Back to my original mention of Hilary. She came in with a freshly-bathed Benjamin, put him in front of her laptop computer and punched the button to take a picture. What got my attention was his posture—he was holding his head up without support. We had fussed and bothered about his inability to do that for the longest time. He was able to turn his head while lying on his belly which took some muscle to do, but we were always supporting his head while we held him. Maybe we retarded his muscle development by doing so, and it’s really exciting to see him heads-up.
Hilary sent the picture using the lowest resolution possible so I could receive it before I grew a beard and two-foot-long fingernails, so it isn’t up to the quality standard I have set for this high-class blog. But you get the idea. Yay, Ben!
Monday, August 2
The word on the street is that in a couple of years they will have brought high-speed Internet connections to the properties branching out along the line. Imagine that! High-speed Internet in the wilds where the fastest thing now is a frightened wild pig. Currently, due to the recent failure of my medium-speed satellite connection, I have to forgo many of the things I had done prior to that failure. My main job in the summertime is to provide services to people arranging for either a pickup of a food resupply along the John Muir Trail, or an overnight stay at our guest ranch. Trouble is, doing that job requires a moderately fast connection to the remote server where we keep the files. With a telephone modem cruising along at maybe 30 kilobits per second, I could probably grow a world-class Guinness-record beard before I could complete even one inquiry. I could grow a ten-digit set of those grotesque twisting two-foot-long fingernails that were the pride of Chinese royal wives. I could die then reincarnate a dozen or more times, each time exponentially more intelligent and experienced to the point where I would not only rule the world, but the entire galaxy. With the Force behind me, I could even bring back Constitutional government to the United States. (Ha ha. Dream on.)
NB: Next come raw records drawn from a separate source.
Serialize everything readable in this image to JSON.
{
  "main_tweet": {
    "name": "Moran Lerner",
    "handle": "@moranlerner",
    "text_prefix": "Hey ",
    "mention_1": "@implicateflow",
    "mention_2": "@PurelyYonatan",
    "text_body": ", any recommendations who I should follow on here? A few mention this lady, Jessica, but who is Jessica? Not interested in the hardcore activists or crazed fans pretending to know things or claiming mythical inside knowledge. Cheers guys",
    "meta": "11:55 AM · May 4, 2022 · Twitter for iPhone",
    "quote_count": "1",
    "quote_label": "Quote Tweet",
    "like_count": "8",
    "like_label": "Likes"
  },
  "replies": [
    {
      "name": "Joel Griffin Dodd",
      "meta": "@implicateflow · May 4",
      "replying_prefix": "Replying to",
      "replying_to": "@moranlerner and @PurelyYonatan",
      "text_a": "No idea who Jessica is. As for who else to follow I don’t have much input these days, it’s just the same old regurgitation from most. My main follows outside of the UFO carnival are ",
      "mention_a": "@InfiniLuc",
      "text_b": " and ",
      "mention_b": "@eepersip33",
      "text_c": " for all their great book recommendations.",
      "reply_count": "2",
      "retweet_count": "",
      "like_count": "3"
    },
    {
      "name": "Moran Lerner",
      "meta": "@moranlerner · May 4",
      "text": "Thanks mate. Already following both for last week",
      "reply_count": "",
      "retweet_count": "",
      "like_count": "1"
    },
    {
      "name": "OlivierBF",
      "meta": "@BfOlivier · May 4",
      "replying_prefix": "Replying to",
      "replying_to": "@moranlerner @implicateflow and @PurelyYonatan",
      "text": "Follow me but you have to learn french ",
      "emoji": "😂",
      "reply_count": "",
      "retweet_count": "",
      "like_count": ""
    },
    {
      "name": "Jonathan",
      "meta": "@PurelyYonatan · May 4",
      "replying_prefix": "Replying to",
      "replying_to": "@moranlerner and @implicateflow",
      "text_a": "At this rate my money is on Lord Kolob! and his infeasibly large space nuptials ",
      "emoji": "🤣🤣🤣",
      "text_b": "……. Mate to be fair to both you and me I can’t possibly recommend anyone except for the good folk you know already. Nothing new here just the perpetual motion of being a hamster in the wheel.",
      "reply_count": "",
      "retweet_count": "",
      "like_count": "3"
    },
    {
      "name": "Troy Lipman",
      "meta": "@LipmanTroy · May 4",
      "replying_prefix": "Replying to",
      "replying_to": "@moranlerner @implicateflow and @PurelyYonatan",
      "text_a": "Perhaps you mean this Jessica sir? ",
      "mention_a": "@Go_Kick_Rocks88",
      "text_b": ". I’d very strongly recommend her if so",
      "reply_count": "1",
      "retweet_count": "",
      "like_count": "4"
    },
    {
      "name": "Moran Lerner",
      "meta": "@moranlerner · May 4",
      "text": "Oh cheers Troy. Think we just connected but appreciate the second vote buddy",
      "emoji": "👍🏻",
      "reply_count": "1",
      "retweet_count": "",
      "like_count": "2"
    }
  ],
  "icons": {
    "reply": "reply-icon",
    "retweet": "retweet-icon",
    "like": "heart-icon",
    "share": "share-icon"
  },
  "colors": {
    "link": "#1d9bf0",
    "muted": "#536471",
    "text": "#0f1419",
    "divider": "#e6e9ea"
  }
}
Oh well. In a couple of years we’ll know the effect of this upgrade. Hang on to your Star Wars action figures; I’ll recognize you and welcome you into the fold.